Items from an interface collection
########
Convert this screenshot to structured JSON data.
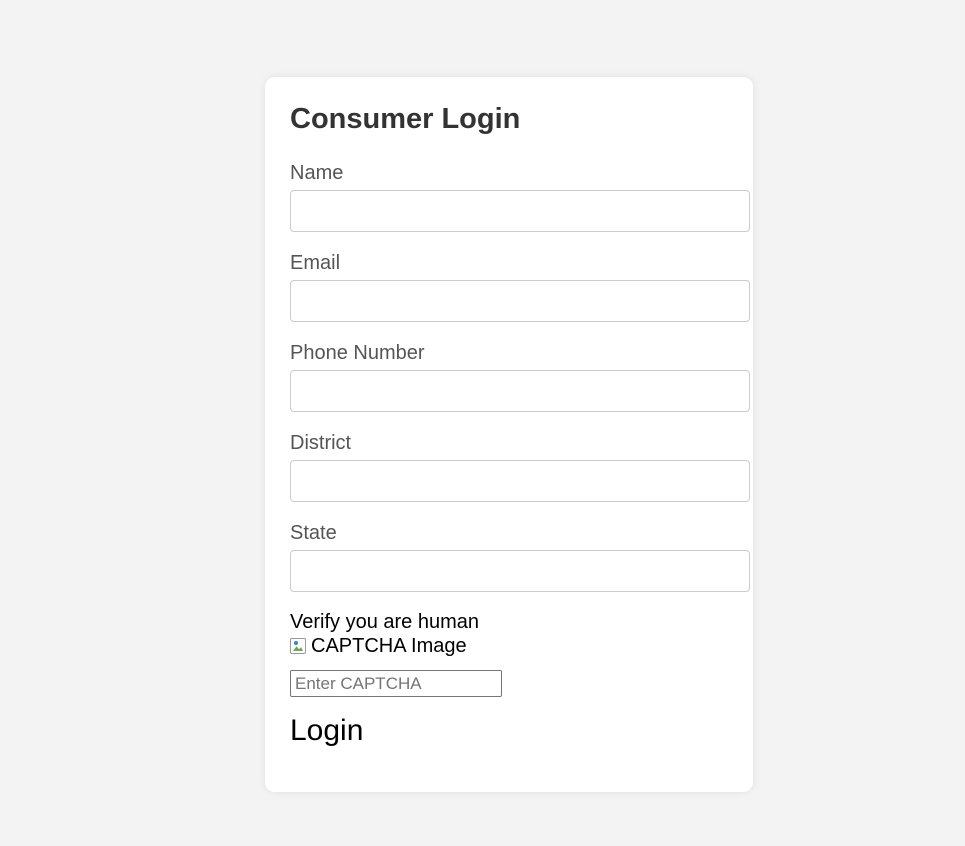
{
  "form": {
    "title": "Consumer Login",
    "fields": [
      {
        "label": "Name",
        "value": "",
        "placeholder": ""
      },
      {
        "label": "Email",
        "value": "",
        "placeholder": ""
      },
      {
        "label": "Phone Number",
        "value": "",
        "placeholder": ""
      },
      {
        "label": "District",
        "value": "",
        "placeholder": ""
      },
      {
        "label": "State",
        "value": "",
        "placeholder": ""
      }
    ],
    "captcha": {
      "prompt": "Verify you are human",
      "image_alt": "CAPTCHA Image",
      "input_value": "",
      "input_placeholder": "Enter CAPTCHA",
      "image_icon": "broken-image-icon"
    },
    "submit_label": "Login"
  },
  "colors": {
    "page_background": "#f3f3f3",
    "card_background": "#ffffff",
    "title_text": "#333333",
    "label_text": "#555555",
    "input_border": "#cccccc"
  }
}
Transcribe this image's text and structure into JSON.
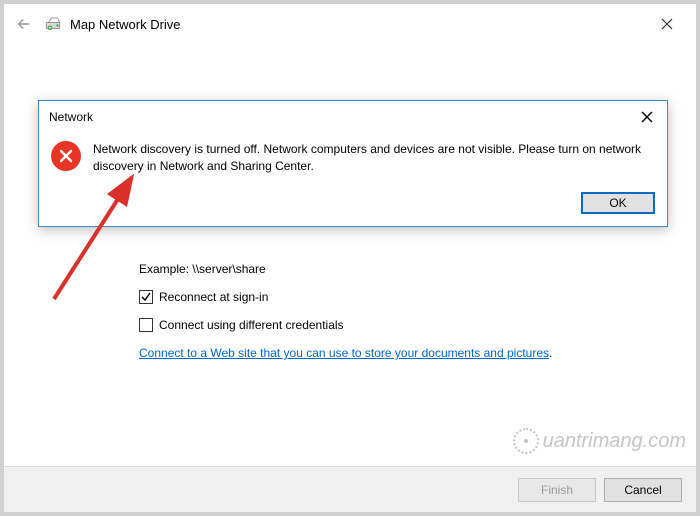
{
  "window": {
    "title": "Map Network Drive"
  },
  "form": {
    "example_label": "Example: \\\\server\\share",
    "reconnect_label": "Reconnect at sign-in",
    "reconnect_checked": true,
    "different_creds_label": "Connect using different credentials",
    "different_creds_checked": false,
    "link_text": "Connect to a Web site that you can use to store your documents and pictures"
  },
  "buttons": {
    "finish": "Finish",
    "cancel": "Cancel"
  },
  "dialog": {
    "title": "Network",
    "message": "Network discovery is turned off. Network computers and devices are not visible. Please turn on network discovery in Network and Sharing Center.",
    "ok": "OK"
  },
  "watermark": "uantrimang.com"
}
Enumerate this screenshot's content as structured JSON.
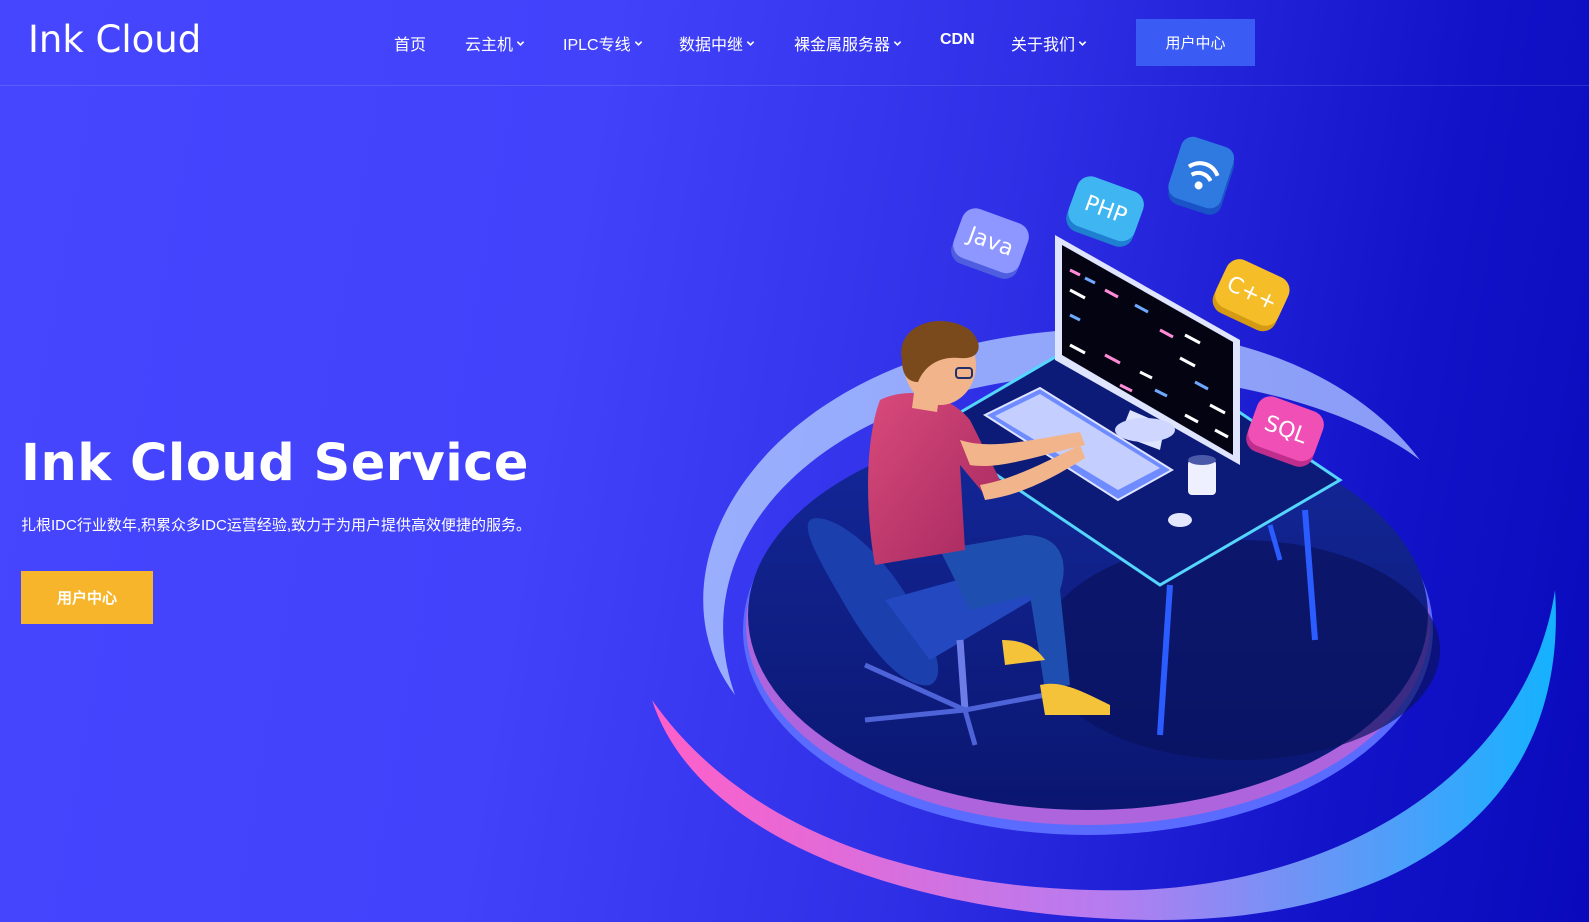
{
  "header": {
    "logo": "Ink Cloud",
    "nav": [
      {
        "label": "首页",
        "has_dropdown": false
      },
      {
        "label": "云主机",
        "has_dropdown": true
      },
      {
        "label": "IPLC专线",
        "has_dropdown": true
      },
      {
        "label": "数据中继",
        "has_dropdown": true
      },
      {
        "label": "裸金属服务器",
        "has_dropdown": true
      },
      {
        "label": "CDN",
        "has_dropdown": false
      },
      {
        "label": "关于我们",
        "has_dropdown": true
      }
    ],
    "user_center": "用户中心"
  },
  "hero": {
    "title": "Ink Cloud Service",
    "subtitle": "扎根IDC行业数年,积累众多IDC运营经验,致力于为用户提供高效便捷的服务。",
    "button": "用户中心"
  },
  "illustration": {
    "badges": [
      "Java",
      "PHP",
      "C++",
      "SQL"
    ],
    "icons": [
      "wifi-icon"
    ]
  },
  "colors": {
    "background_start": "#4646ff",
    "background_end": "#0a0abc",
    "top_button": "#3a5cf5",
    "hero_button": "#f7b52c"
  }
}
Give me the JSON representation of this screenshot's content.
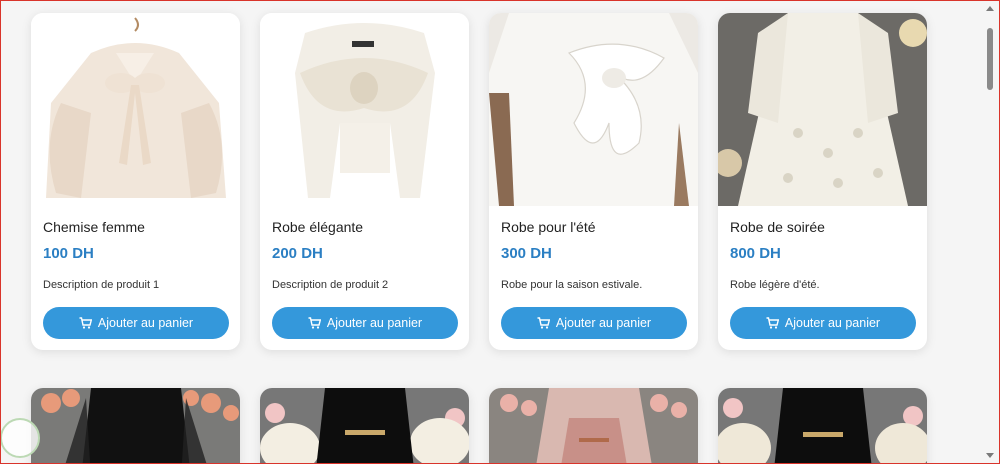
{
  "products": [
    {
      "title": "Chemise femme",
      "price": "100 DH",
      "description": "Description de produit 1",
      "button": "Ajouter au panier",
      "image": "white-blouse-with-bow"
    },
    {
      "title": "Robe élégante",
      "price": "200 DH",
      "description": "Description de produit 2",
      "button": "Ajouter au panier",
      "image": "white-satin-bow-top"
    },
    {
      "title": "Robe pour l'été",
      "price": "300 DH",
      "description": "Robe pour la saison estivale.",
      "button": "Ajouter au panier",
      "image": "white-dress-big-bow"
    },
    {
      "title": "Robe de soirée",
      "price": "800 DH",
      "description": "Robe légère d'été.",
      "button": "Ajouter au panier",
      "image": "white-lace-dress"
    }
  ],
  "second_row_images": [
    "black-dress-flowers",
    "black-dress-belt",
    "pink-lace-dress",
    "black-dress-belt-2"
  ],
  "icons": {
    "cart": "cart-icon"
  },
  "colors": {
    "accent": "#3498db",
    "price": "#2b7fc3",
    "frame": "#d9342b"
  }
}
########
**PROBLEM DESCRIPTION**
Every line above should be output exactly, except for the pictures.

**RESULT**
Convert this screenshot to structured JSON data.
{
  "form": {
    "title": "Consumer Login",
    "fields": [
      {
        "label": "Name",
        "value": "",
        "placeholder": ""
      },
      {
        "label": "Email",
        "value": "",
        "placeholder": ""
      },
      {
        "label": "Phone Number",
        "value": "",
        "placeholder": ""
      },
      {
        "label": "District",
        "value": "",
        "placeholder": ""
      },
      {
        "label": "State",
        "value": "",
        "placeholder": ""
      }
    ],
    "captcha": {
      "prompt": "Verify you are human",
      "image_alt": "CAPTCHA Image",
      "input_value": "",
      "input_placeholder": "Enter CAPTCHA",
      "image_icon": "broken-image-icon"
    },
    "submit_label": "Login"
  },
  "colors": {
    "page_background": "#f3f3f3",
    "card_background": "#ffffff",
    "title_text": "#333333",
    "label_text": "#555555",
    "input_border": "#cccccc"
  }
}
Transcribe this image's text and structure into JSON.
{
  "window": {
    "title": "Map Network Drive"
  },
  "form": {
    "example_label": "Example: \\\\server\\share",
    "reconnect_label": "Reconnect at sign-in",
    "reconnect_checked": true,
    "different_creds_label": "Connect using different credentials",
    "different_creds_checked": false,
    "link_text": "Connect to a Web site that you can use to store your documents and pictures"
  },
  "buttons": {
    "finish": "Finish",
    "cancel": "Cancel"
  },
  "dialog": {
    "title": "Network",
    "message": "Network discovery is turned off. Network computers and devices are not visible. Please turn on network discovery in Network and Sharing Center.",
    "ok": "OK"
  },
  "watermark": "uantrimang.com"
}
Enumerate this screenshot's content as structured JSON.
{
  "header": {
    "logo": "Ink Cloud",
    "nav": [
      {
        "label": "首页",
        "has_dropdown": false
      },
      {
        "label": "云主机",
        "has_dropdown": true
      },
      {
        "label": "IPLC专线",
        "has_dropdown": true
      },
      {
        "label": "数据中继",
        "has_dropdown": true
      },
      {
        "label": "裸金属服务器",
        "has_dropdown": true
      },
      {
        "label": "CDN",
        "has_dropdown": false
      },
      {
        "label": "关于我们",
        "has_dropdown": true
      }
    ],
    "user_center": "用户中心"
  },
  "hero": {
    "title": "Ink Cloud Service",
    "subtitle": "扎根IDC行业数年,积累众多IDC运营经验,致力于为用户提供高效便捷的服务。",
    "button": "用户中心"
  },
  "illustration": {
    "badges": [
      "Java",
      "PHP",
      "C++",
      "SQL"
    ],
    "icons": [
      "wifi-icon"
    ]
  },
  "colors": {
    "background_start": "#4646ff",
    "background_end": "#0a0abc",
    "top_button": "#3a5cf5",
    "hero_button": "#f7b52c"
  }
}
Give me the JSON representation of this screenshot's content.
{
  "products": [
    {
      "title": "Chemise femme",
      "price": "100 DH",
      "description": "Description de produit 1",
      "button": "Ajouter au panier",
      "image": "white-blouse-with-bow"
    },
    {
      "title": "Robe élégante",
      "price": "200 DH",
      "description": "Description de produit 2",
      "button": "Ajouter au panier",
      "image": "white-satin-bow-top"
    },
    {
      "title": "Robe pour l'été",
      "price": "300 DH",
      "description": "Robe pour la saison estivale.",
      "button": "Ajouter au panier",
      "image": "white-dress-big-bow"
    },
    {
      "title": "Robe de soirée",
      "price": "800 DH",
      "description": "Robe légère d'été.",
      "button": "Ajouter au panier",
      "image": "white-lace-dress"
    }
  ],
  "second_row_images": [
    "black-dress-flowers",
    "black-dress-belt",
    "pink-lace-dress",
    "black-dress-belt-2"
  ],
  "icons": {
    "cart": "cart-icon"
  },
  "colors": {
    "accent": "#3498db",
    "price": "#2b7fc3",
    "frame": "#d9342b"
  }
}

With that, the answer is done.